▶ _Exercise data_
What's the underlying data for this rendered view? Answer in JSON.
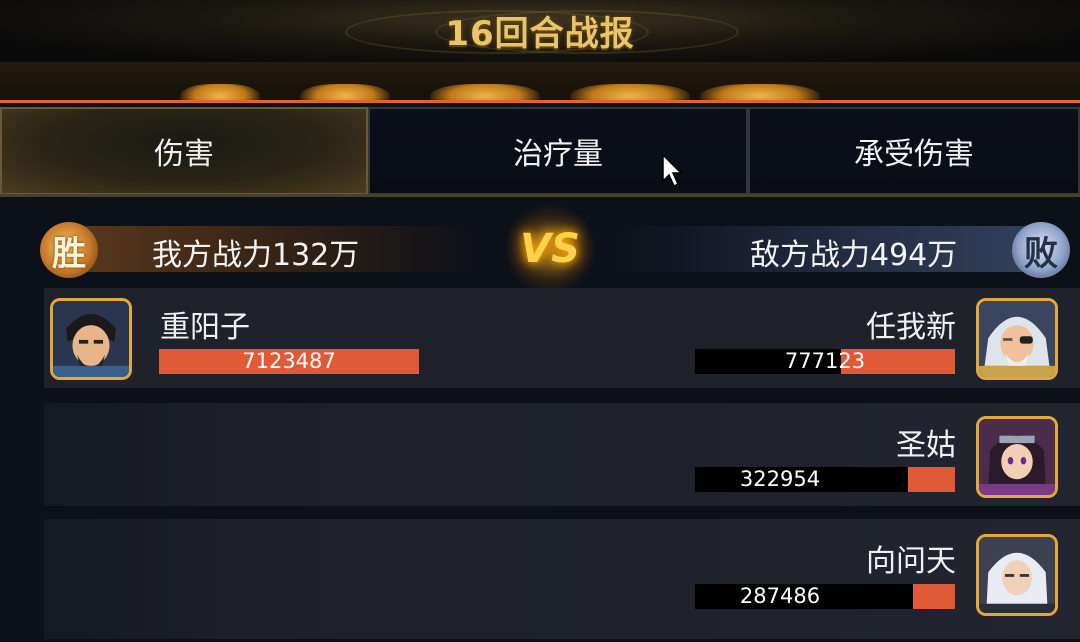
{
  "header": {
    "title": "16回合战报"
  },
  "tabs": [
    {
      "label": "伤害",
      "active": true
    },
    {
      "label": "治疗量",
      "active": false
    },
    {
      "label": "承受伤害",
      "active": false
    }
  ],
  "power": {
    "ally_badge": "胜",
    "ally_text": "我方战力132万",
    "vs_text": "VS",
    "enemy_text": "敌方战力494万",
    "enemy_badge": "败"
  },
  "ally_heroes": [
    {
      "name": "重阳子",
      "value": "7123487",
      "fill_fraction": 1.0
    }
  ],
  "enemy_heroes": [
    {
      "name": "任我新",
      "value": "777123",
      "fill_fraction": 0.44
    },
    {
      "name": "圣姑",
      "value": "322954",
      "fill_fraction": 0.18
    },
    {
      "name": "向问天",
      "value": "287486",
      "fill_fraction": 0.16
    }
  ],
  "colors": {
    "accent_orange": "#e0672a",
    "bar_fill": "#e05a36",
    "title_gold": "#e8c56a",
    "avatar_border": "#e3a83a"
  }
}
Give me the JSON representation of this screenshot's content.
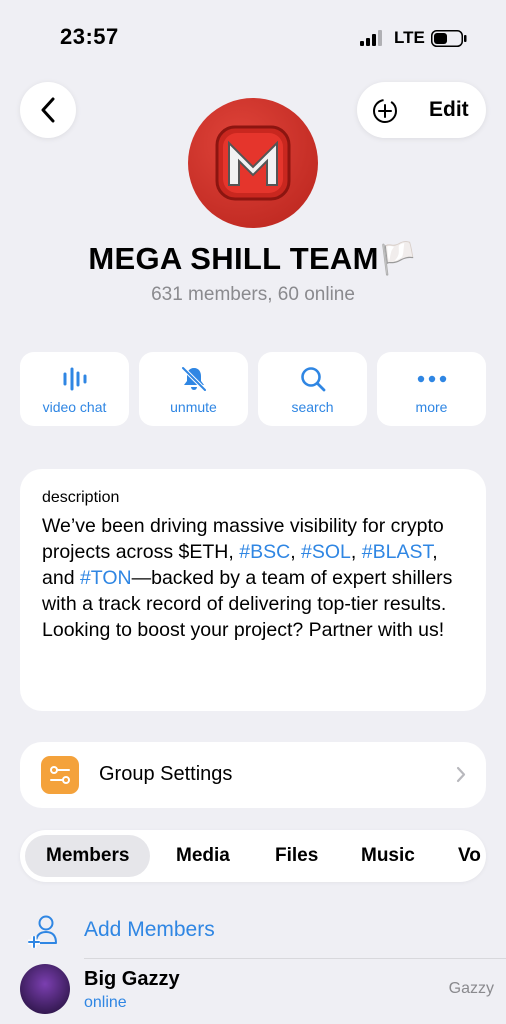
{
  "status_bar": {
    "time": "23:57",
    "network": "LTE"
  },
  "header": {
    "edit_label": "Edit"
  },
  "profile": {
    "title": "MEGA SHILL TEAM🏳️",
    "subtitle": "631 members, 60 online"
  },
  "actions": [
    {
      "label": "video chat",
      "icon": "waveform-icon"
    },
    {
      "label": "unmute",
      "icon": "bell-slash-icon"
    },
    {
      "label": "search",
      "icon": "search-icon"
    },
    {
      "label": "more",
      "icon": "ellipsis-icon"
    }
  ],
  "description": {
    "label": "description",
    "parts": [
      "We’ve been driving massive visibility for crypto projects across $ETH, ",
      "#BSC",
      ", ",
      "#SOL",
      ", ",
      "#BLAST",
      ", and ",
      "#TON",
      "—backed by a team of expert shillers with a track record of delivering top-tier results. Looking to boost your project? Partner with us!"
    ]
  },
  "settings": {
    "label": "Group Settings"
  },
  "tabs": [
    "Members",
    "Media",
    "Files",
    "Music",
    "Vo"
  ],
  "add_members": {
    "label": "Add Members"
  },
  "members": [
    {
      "name": "Big Gazzy",
      "status": "online",
      "role": "Gazzy"
    }
  ],
  "colors": {
    "accent": "#2f86e3",
    "settings_icon_bg": "#f4a23b",
    "background": "#efeff4"
  }
}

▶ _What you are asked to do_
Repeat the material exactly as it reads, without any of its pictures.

▶ _Solution for this task_
What's the underlying data for this rendered view? Answer in JSON.
{
  "header": {
    "title": "16回合战报"
  },
  "tabs": [
    {
      "label": "伤害",
      "active": true
    },
    {
      "label": "治疗量",
      "active": false
    },
    {
      "label": "承受伤害",
      "active": false
    }
  ],
  "power": {
    "ally_badge": "胜",
    "ally_text": "我方战力132万",
    "vs_text": "VS",
    "enemy_text": "敌方战力494万",
    "enemy_badge": "败"
  },
  "ally_heroes": [
    {
      "name": "重阳子",
      "value": "7123487",
      "fill_fraction": 1.0
    }
  ],
  "enemy_heroes": [
    {
      "name": "任我新",
      "value": "777123",
      "fill_fraction": 0.44
    },
    {
      "name": "圣姑",
      "value": "322954",
      "fill_fraction": 0.18
    },
    {
      "name": "向问天",
      "value": "287486",
      "fill_fraction": 0.16
    }
  ],
  "colors": {
    "accent_orange": "#e0672a",
    "bar_fill": "#e05a36",
    "title_gold": "#e8c56a",
    "avatar_border": "#e3a83a"
  }
}
Give me the JSON representation of this screenshot's content.
{
  "status_bar": {
    "time": "23:57",
    "network": "LTE"
  },
  "header": {
    "edit_label": "Edit"
  },
  "profile": {
    "title": "MEGA SHILL TEAM🏳️",
    "subtitle": "631 members, 60 online"
  },
  "actions": [
    {
      "label": "video chat",
      "icon": "waveform-icon"
    },
    {
      "label": "unmute",
      "icon": "bell-slash-icon"
    },
    {
      "label": "search",
      "icon": "search-icon"
    },
    {
      "label": "more",
      "icon": "ellipsis-icon"
    }
  ],
  "description": {
    "label": "description",
    "parts": [
      "We’ve been driving massive visibility for crypto projects across $ETH, ",
      "#BSC",
      ", ",
      "#SOL",
      ", ",
      "#BLAST",
      ", and ",
      "#TON",
      "—backed by a team of expert shillers with a track record of delivering top-tier results. Looking to boost your project? Partner with us!"
    ]
  },
  "settings": {
    "label": "Group Settings"
  },
  "tabs": [
    "Members",
    "Media",
    "Files",
    "Music",
    "Vo"
  ],
  "add_members": {
    "label": "Add Members"
  },
  "members": [
    {
      "name": "Big Gazzy",
      "status": "online",
      "role": "Gazzy"
    }
  ],
  "colors": {
    "accent": "#2f86e3",
    "settings_icon_bg": "#f4a23b",
    "background": "#efeff4"
  }
}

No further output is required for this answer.